## Recorded information
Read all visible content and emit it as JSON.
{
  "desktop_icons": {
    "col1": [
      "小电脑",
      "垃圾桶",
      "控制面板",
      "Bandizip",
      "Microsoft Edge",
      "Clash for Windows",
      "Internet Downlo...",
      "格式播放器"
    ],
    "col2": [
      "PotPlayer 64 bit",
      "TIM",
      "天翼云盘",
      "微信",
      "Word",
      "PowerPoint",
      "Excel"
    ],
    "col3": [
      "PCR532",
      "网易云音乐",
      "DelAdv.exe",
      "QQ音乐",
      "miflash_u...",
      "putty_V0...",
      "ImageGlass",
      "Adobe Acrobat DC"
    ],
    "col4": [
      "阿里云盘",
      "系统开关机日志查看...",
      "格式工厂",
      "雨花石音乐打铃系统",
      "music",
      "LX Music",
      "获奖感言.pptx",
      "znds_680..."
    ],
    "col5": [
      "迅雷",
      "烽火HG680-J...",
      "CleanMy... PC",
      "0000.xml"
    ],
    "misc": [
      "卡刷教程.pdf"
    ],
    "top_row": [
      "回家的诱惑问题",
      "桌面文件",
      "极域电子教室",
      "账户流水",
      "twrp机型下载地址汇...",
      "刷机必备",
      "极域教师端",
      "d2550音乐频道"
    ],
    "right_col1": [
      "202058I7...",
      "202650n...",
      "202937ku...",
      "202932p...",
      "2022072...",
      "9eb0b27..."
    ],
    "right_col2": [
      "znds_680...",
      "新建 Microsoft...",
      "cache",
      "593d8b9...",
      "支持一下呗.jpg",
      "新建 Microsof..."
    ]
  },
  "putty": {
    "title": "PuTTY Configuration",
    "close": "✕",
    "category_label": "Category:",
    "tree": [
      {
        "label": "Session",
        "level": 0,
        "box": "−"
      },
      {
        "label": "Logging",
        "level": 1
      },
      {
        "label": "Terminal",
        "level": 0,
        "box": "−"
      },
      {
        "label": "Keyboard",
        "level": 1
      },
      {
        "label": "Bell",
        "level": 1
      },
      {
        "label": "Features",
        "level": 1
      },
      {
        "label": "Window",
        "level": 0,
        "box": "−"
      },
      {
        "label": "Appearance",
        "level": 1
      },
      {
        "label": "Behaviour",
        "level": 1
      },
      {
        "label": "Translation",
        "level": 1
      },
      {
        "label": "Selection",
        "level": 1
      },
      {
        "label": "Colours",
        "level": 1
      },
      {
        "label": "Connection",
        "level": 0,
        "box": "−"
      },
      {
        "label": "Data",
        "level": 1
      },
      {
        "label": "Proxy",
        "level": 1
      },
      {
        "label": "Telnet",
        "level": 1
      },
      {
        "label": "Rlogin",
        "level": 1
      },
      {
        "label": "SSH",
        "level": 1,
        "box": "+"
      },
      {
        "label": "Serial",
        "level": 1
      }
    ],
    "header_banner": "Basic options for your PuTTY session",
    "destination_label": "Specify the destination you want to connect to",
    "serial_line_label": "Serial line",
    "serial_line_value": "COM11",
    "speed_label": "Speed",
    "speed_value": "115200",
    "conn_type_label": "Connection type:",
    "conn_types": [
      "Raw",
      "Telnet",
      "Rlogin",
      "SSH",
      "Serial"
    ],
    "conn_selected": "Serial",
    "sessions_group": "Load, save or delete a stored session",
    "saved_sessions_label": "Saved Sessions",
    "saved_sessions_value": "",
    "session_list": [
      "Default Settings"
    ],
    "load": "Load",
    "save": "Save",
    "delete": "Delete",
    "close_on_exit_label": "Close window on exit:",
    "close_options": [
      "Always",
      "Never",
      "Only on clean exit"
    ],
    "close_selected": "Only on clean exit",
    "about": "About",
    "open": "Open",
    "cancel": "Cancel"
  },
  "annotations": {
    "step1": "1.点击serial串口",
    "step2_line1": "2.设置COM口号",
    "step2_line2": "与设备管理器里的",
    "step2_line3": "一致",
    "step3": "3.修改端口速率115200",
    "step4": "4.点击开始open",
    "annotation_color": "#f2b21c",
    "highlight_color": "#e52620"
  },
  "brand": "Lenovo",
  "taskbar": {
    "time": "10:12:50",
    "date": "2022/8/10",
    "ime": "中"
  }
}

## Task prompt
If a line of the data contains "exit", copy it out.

## Solved exercise
    "close_on_exit_label": "Close window on exit:",
      "Only on clean exit"
    "close_selected": "Only on clean exit",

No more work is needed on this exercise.